→ **Task goal**: Return each line of the data below that contains the string "width".

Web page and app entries
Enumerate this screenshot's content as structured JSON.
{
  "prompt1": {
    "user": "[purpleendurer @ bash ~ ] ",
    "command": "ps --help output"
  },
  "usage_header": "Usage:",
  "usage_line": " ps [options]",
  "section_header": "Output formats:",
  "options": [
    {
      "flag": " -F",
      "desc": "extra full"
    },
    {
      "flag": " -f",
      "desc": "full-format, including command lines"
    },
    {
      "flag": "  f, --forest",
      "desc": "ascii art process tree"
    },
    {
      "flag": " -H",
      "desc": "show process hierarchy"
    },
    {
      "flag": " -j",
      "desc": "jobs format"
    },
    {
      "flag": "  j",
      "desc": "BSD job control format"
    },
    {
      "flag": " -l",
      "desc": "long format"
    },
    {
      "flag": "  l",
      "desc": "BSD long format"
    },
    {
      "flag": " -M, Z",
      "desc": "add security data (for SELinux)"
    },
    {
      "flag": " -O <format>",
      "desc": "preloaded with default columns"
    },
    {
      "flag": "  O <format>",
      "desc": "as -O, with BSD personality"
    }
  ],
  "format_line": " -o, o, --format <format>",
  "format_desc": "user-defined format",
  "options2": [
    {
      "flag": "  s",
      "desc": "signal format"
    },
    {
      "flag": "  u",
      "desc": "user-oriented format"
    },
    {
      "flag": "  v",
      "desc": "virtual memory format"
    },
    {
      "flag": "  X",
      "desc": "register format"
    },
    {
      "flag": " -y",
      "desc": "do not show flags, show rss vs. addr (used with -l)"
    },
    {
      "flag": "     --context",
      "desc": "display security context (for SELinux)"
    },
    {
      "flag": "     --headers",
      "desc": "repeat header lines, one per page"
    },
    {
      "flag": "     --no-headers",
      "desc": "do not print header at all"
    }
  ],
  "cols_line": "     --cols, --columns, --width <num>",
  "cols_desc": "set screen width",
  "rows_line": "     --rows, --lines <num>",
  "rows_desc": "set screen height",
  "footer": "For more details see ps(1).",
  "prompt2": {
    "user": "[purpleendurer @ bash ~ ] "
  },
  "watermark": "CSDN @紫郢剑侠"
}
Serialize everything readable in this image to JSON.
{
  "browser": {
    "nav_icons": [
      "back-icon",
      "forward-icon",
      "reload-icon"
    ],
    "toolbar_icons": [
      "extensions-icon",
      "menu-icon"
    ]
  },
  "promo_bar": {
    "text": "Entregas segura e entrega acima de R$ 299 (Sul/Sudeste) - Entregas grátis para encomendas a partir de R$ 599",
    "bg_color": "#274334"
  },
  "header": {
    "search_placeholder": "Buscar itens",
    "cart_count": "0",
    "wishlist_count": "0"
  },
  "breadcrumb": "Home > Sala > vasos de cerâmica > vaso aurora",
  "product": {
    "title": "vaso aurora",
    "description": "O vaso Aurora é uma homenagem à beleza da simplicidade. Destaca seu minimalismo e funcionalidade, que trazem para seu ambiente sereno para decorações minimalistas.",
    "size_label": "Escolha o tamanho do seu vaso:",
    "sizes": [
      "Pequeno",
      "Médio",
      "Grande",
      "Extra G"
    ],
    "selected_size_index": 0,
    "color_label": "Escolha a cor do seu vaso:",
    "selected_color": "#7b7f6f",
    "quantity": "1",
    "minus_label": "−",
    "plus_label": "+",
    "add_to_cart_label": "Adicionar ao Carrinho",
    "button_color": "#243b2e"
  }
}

→ **Solution to this task**:
  "cols_line": "     --cols, --columns, --width <num>",
  "cols_desc": "set screen width",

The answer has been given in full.